THE LIBERAL PROMISE
“To get people back to work, we’ll extend the Canada Recovery hiring program, which makes it easier not just to hire people, but to boost wages to address the labour shortage some sectors are facing,” Liberal Party leader Justin Trudeau announced on Labour Day.
The Liberals are vowing to restore employment to pre-pandemic levels and extend COVID-19 wage subsidies into the fall.
A re-elected Liberal government says they would expand the Canada Workers Benefit to support a million additional Canadians in low-wage jobs, introduce a new employment insurance benefit for self-employed Canadians beginning in 2023 and pay up to 75 per cent of rent and income expenses for qualifying tourism-sector businesses until May 2022.
THE NDP PROMISE
“People who work any job in this country, full-time, should be able to live with dignity and respect,” New Democratic Party leader Jagmeet Singh said in Hamilton Sept. 6.
The NDP are pledging to create a million jobs by investing in transit, infrastructure, and housing, extend wage subsidies and implement a hiring bonus for employers.
The party is vowing to create a low-income supplement so that no one who relies on employment insurance would receive less than $2,000 per month.

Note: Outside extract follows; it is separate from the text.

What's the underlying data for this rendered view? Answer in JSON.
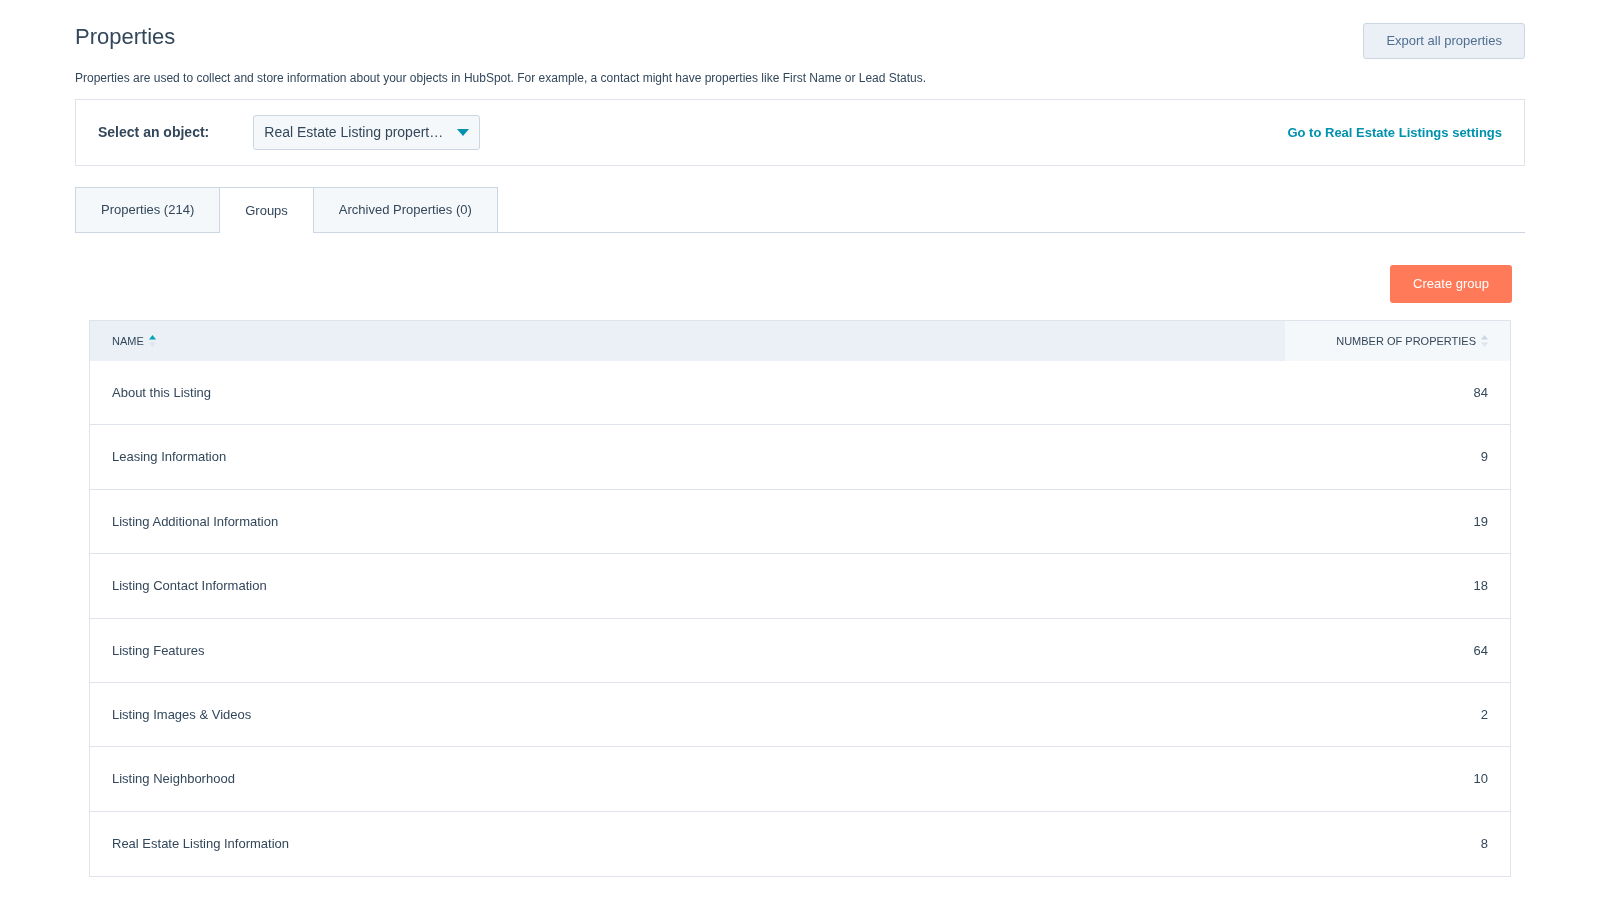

An NDP government also says they would implement a federal minimum wage that begins at $15 per hour and rises to $20 per hour, indexed to the cost of living.
Additionally, Singh’s party wants to require large employers to spend at least one per cent of payroll on training for their employees annually.
THE GREEN PROMISE
“The green economy represents the greatest economic opportunity of our lifetime,” Green Party leader Annamie Paul said Aug. 15.
“It’s where the jobs of the future are.”
Paul is pledging to leverage the green economy and when emergency wage benefits wind down, replace them with a Guaranteed Livable Income to provide Canadians with a basic revenue source for food and accommodation.
The measure would offer the greatest security to precarious workers, people with disabilities, seniors, the underemployed and those experiencing homelessness.